This may be quite tricky. Moles are one of the most common British animals, but, as you know, they live underground, and don’t come up to the surface often. The internet’s not much help on this – a quick search for moles in the UK brings up a long list of exterminators, but not much useful advice for watching them. I’ve seen plenty of evidence of moles, but no snouts pointing out of molehills. It’s not really the sort of animal you can ‘plan’ to see. The best time to look may be in June or July, when the young moles are dispersing above ground to new territories. I’m just going to have to keep an eye out in places with signs of mole activity, wait and hope for a lot of luck…
Common shrews live up to their name: there are estimated to be around 41.7 million in Britain. Despite this they may still be difficult to spot.

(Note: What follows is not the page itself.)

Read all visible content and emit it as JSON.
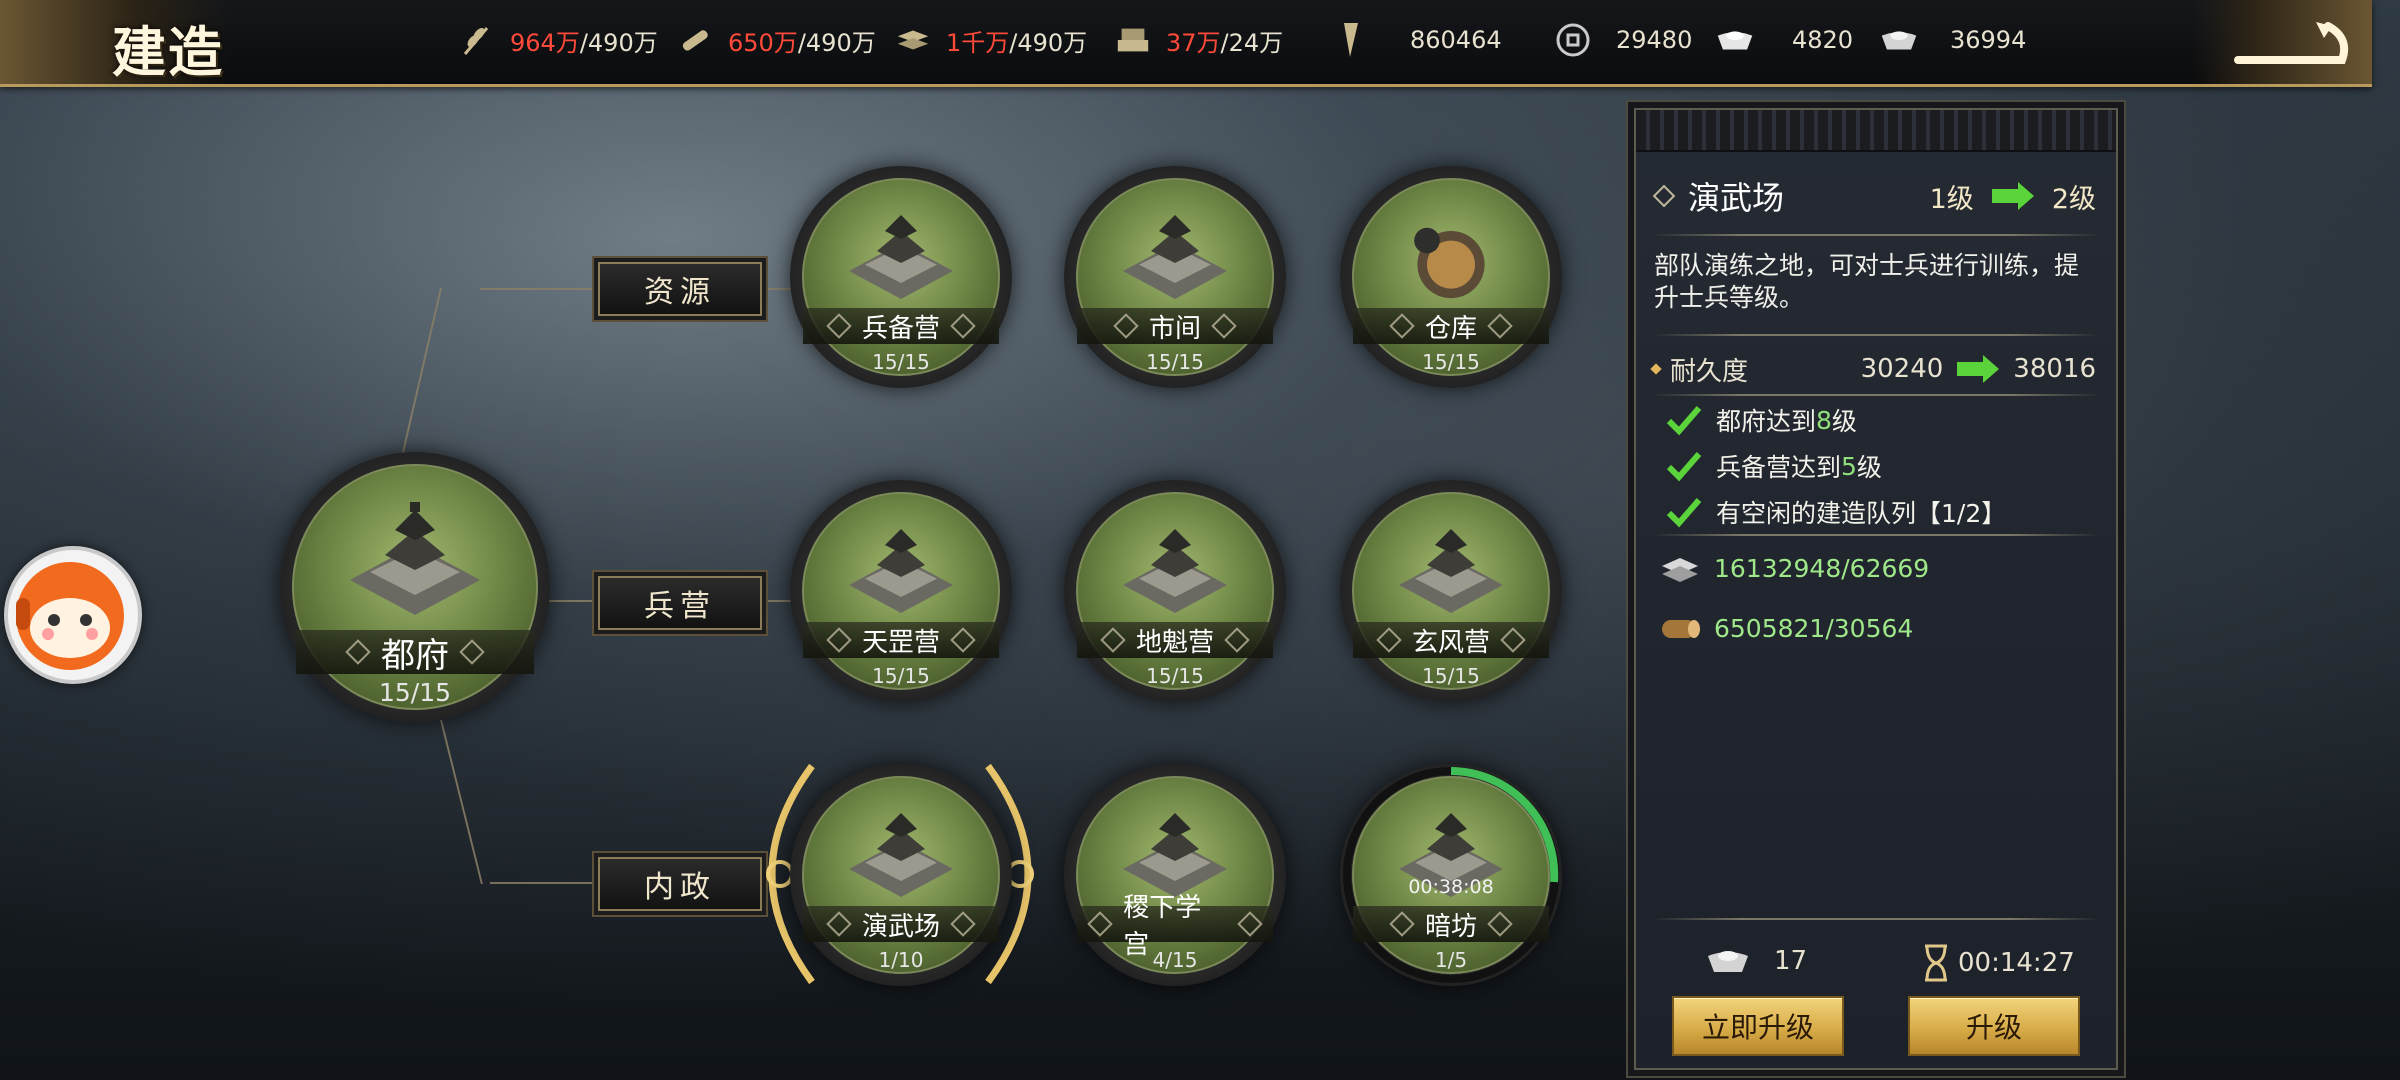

Like all shrews, they need to keep active nearly 24 hours a day all year, as they need to eat at least 80-90% of their own body weight in food each day. Apparently listening out for their high-pitched squeaks can help you spot one, but again it will involve making sure I spend lots of time paying attention in the right sort of habitat.
Water shrews, while rarer than common shrews, may be easier to spot. The key is finding a nice stretch of unpolluted chalk stream, with lots of bugs for the shrew to eat. Watercress beds are another good place to look. This may call for a trip to the watercress beds of Hampshire, as although the River Mole goes through the chalky north downs, it’s pretty polluted.
The greater and lesser white toothed shrews are going to require travel a little further afield. The greater can be found on some of the Channel Islands, and the lesser is found on the Scilly Isles (some call it the Scilly shrew). I’ve never been to the Channel Islands before, but this seems like a good excuse. Going to the Scillies will be no hardship, since it’s my favourite place on earth.
Now I just need to find time to do all this… It’s starting to look like it could be a full-time job, if only I could find someone to pay me to do this!
Do you have any suggestions of good places to look for water shrews?
It’s that time of year again! The RSPB garden bird survey takes place on 25th-26th January. Last year more than half a million people took part, providing important data on how our garden birds are doing.
It’s that time of year, when, snugly indoors we make plans for the next 12 months. I’ve decided to set myself a big challenge. I want to see (and try to photograph) every species of British animal in the wild.
No doubt it will take me more than a year (if I ever achieve it). I’ve already seen quite a few, but there are many on the list that will be quite tough. My chances of seeing a Scottish wildcat are slim, as they’re so rare and secretive. Others will be found in even less accessible places, for example the 18 different species of dolphins and whales that visit the British coast.
So why set myself this challenge? Well, it seems a good way of getting to find out more about the wonderful wildlife of the British Isles. I’ll need to read up about them to learn where and when to see them. It will also push me beyond my comfort zone, making me visit parts of the country I’ve never been (in my mind Bristol is up north). Finally, it involves a list, and I do like ticking things off lists!
As for the mechanics of it, to start with I’m basing my list on animals included in the Collins Complete Guide to British Animals, although no doubt there will be some additions or subtractions along the way. That includes mammals, reptiles and amphibians. I’m leaving birds out of it for now, as that would just be too big a challenge. You can see the list on a new page I’ve created. I’ll let you know how I’m doing as the year goes on, and share some of the things I learn along the way.
Wish me luck! Have you set yourself any wildlife-related challenges for the new year?